*Dataset content*:
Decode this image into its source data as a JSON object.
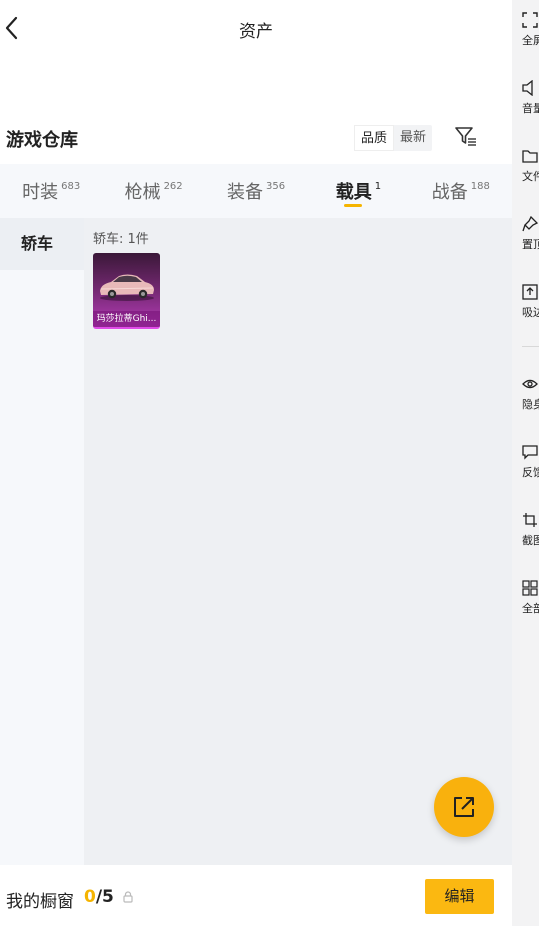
{
  "header": {
    "title": "资产",
    "back_icon": "chevron-left-icon"
  },
  "warehouse": {
    "title": "游戏仓库",
    "sort_options": [
      "品质",
      "最新"
    ],
    "filter_icon": "filter-icon"
  },
  "tabs": [
    {
      "label": "时装",
      "count": "683"
    },
    {
      "label": "枪械",
      "count": "262"
    },
    {
      "label": "装备",
      "count": "356"
    },
    {
      "label": "载具",
      "count": "1"
    },
    {
      "label": "战备",
      "count": "188"
    }
  ],
  "active_tab": "载具",
  "sidebar": {
    "items": [
      {
        "label": "轿车"
      }
    ]
  },
  "content": {
    "group_label": "轿车: 1件",
    "items": [
      {
        "name": "玛莎拉蒂Ghi..."
      }
    ]
  },
  "fab": {
    "icon": "share-external-icon",
    "color": "#f9b10d"
  },
  "showcase": {
    "label": "我的橱窗",
    "current": "0",
    "total": "/5",
    "lock_icon": "lock-icon"
  },
  "edit_button": {
    "label": "编辑",
    "color": "#fbb811"
  },
  "toolbar": {
    "items": [
      {
        "label": "全屏",
        "icon": "fullscreen-icon"
      },
      {
        "label": "音量",
        "icon": "volume-icon"
      },
      {
        "label": "文件",
        "icon": "folder-icon"
      },
      {
        "label": "置顶",
        "icon": "pin-icon"
      },
      {
        "label": "吸边",
        "icon": "dock-icon"
      },
      {
        "label": "隐身",
        "icon": "eye-icon"
      },
      {
        "label": "反馈",
        "icon": "feedback-icon"
      },
      {
        "label": "截图",
        "icon": "screenshot-icon"
      },
      {
        "label": "全部",
        "icon": "grid-icon"
      }
    ]
  },
  "colors": {
    "accent": "#f5b400",
    "tab_bg": "#f6f8fb",
    "content_bg": "#eef0f3"
  }
}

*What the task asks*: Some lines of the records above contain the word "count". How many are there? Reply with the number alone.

*Result of the exercise*: 5